Data to use below:

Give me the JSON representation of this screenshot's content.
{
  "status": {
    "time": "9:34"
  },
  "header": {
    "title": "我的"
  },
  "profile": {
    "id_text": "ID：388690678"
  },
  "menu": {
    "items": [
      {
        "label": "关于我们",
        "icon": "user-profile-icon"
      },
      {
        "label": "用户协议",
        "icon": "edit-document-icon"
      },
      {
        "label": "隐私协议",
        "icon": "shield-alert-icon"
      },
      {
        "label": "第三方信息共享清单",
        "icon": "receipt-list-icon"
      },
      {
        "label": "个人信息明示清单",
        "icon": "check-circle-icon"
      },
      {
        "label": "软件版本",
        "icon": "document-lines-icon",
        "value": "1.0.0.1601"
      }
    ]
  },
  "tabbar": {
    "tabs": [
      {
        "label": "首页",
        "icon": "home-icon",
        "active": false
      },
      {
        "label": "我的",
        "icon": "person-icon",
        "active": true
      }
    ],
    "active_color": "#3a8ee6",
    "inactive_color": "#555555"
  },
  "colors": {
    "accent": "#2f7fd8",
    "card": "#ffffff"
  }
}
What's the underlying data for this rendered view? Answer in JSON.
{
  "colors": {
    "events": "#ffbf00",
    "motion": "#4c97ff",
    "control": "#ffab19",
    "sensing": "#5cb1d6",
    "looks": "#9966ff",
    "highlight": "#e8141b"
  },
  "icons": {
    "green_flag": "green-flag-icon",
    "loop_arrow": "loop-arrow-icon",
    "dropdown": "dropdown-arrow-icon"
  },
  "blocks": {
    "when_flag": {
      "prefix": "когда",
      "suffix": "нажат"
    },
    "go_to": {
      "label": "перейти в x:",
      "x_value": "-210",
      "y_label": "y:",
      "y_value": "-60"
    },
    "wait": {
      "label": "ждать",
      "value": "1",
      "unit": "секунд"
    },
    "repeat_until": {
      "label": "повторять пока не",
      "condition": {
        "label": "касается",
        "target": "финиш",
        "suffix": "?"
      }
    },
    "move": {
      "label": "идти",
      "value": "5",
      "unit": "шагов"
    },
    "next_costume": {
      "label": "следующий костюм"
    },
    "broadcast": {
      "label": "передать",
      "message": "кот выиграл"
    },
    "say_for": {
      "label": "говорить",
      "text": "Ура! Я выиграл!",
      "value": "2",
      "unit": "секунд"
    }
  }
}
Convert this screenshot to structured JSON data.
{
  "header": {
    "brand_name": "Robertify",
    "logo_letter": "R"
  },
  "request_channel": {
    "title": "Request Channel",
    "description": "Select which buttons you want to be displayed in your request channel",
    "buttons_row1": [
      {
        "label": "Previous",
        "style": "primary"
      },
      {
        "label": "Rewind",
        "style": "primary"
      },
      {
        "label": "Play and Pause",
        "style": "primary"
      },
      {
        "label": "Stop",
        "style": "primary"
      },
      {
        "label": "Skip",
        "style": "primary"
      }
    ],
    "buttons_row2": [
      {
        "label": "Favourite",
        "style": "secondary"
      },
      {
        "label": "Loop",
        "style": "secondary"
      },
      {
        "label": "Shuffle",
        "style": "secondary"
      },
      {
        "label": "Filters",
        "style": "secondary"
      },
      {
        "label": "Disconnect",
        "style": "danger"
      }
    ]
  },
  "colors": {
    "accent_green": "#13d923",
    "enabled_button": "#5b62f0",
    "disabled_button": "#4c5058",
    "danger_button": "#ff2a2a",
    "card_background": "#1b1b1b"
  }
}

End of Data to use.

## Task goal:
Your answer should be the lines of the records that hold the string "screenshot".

## Written solution:
Give me the JSON representation of this screenshot's content.
Convert this screenshot to structured JSON data.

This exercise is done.